Figure 3 The course of a single RA patient over 13 years of illness. Circles represent HAQ scores. Note the wide-ranging variability of the HAQ scores. Although it is difficult to give meaning to these HAQ scores or analyze them, the AUC (triangles) provides smoothing (more ...)
Figure 4 The course of a single RA patient over the first 19 years of illness. Circles represent HAQ scores. For increased visibility, the insert provides HAQ scores on the appropriate scale. Note the wide-ranging variability of the HAQ scores. The AUC (triangles) (more ...)

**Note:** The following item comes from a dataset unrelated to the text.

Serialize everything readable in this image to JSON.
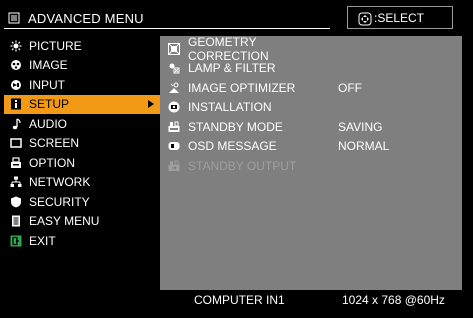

A number of approaches may be used to better define HAQ scores, including smoothing and summarizing or condensing. One method to better define HAQ scores involves measuring the area under the curve (AUC) of HAQ scores (long diagonal line of Figs and ). Notice that the irregularity of the HAQ scores (bottom of Fig. and inset of Fig. ) is removed by the AUC measurement. The AUC is a measurement of the sustained burden of functional loss on the individual. To use it as an outcome measure, a cut-off value must be chosen. For example, we might decide that a patient with 10 AUC units in 10 years or 8 AUC units in 7 years has sustained clinically important functional impairment.
One limitation of this method occurs when we are dealing with left censored data, as is often the case in rheumatology. In such an instance, we may choose to use as our measuring period (time variable) the time the patient is under our observation. We can alternatively choose to impute the AUC values before the patient came under our observation, perhaps using the average observed HAQ score. To do this, however, introduces additional error that may or may not be acceptable depending on the uses of the data.
Another method of determining outcome with the HAQ is to require that a certain value of the HAQ be sustained for a defined time period. In Figure (inset), the horizontal bidirectional arrow indicates a sustained period of HAQ disability defined by a value of at least 2 for at least 2 years.
The investigator frequently does not have longitudinal data. Is it correct to take a single value or a few values and infer that they represent HAQ outcome? Given the variability of the HAQ scores in Figures and , using a single measure will lead to an imprecise and inefficient measure of outcome. Additionally, it confounds the separate definitions of process and outcome measures.